Moonshine gets listeners lightheaded

"It's important for us to build a base here. It’s where we live and where we want to be.”

Moonshine: A throwback with a modern touch. (photo credit: Courtesy)
Moonshine: A throwback with a modern touch.
(photo credit: Courtesy)
Where do they come from? These young Israeli musicians who sound like they’ve listened to and digested the entire Paul Simon, Crosby, Still & Nash, and Joni Mitchell songbooks?
Well, in Oshri Biton’s case, it’s the last place you’d look – Kiryat Motzkin, the nondescript Haifa satellite town. But it was later, at the prestigious Rimon School of Music, where the 26-year-old Biton found some like-minded fellow musicians. After graduating nearly two years ago, they’ve rallied around Biton’s tuneful, intense songs to create one of Israel’s most promising quintets – the Americana/indie folk band Moonshine
With songwriter/guitarist/vocalist Biton and co-singer Coral Oulo blending harmonies like an angelic Everly Brothers, and driving rhythm section that recalls Mumford and Sons at times, Moonshine have built a solid repertoire of English-language gems that both rock and caress.
“Everyone brings different influences to the mix.
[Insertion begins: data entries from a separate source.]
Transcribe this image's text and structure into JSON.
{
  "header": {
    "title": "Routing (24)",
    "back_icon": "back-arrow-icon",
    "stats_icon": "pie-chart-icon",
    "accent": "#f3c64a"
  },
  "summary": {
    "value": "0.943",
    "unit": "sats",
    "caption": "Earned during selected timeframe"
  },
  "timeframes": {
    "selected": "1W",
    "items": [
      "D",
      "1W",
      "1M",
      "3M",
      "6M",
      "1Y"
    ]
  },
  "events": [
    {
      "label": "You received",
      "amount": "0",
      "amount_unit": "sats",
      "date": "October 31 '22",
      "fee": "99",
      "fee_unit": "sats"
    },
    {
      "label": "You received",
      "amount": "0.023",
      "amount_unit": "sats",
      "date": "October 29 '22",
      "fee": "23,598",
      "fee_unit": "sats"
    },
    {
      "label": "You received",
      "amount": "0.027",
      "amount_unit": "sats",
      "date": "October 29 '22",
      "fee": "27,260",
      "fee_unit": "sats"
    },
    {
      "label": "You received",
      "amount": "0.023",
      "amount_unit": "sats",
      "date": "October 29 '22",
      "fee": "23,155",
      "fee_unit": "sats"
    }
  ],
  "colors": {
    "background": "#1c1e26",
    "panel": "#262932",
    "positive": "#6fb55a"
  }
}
Coral grew up in Japan and went to private English school, where she discovered R&B and soul, our guitarist Omer Yihye likes fusion and jazz, the bassist is into techo,” said Biton, who professes a love of songwriting masters like Leonard Cohen and Bob Dylan. “All the components come together to make us sound both classic and current.”
A causal listen to songs from their debut 2019 EP Come back Home, like the country-infused rave up title song, the Simon & Garfunkle-tinged “In Our Hearts” and the sensitive “Take My Longing” – or even better – hearing them live in concert backs up that claim. The songs are both timeless and modern.
Biton said that he writes with Dylan, Simon and Cohen in his mind because of two things he gets from their music: “honesty and sincerity.”
“When you hear their music, it sounds real and it speaks to me. And they write beautiful songs,” added Biton.
Unlike Jane Bordeaux, perhaps the closest precursor on the Israeli pop landscape, Moonshine performs in English (aside from a couple of Hebrew songs) because the feel and timbre of the songs lend themselves to English, explained Biton.
“There’s a more emotional connection to the sound when it’s in English,” he said, adding that it was also a tool to help the band eventually expand beyond Israel’s borders. “But it’s important for us to build a base here. It’s where we live and where we want to be.”
At a recent appearance at the monthly Jerusalem Folk Club in Jerusalem, an abridged edition of the band with Biton, Oulu and Yiyhe enthralled the crowd, consisting mostly of grizzled Anglo-folkies twice or three times their age, with an intimate, quiet set showcasing their musicianship and vocal prowess.
For Biton, it was a welcome surprise to be accepted by an audience who had experienced the “real thing” back in the ‘60s and ‘70s, rather than their usual Tel Aviv audience made up of contemporaries.
“I think we’re somewhat of a gateway between the folk club community and a younger generation that simply likes good music. From looking at our Spotify and Apple Music profiles, we have a young audience,” said Biton.
The full-band version of Moonshine will be appearing on February 15 at the Ozen Bar in Tel Aviv, and March 6 at the Singing @Neve Shalom weekend taking place at the moshav between Jerusalem and Tel Aviv.
“We give 200% because we know that we have to work harder than musicians elsewhere to succeed,” said Biton. “We don’t have a backup plan because we believe in what we’re doing.”
After a listen to Moonshine, you’ll agree.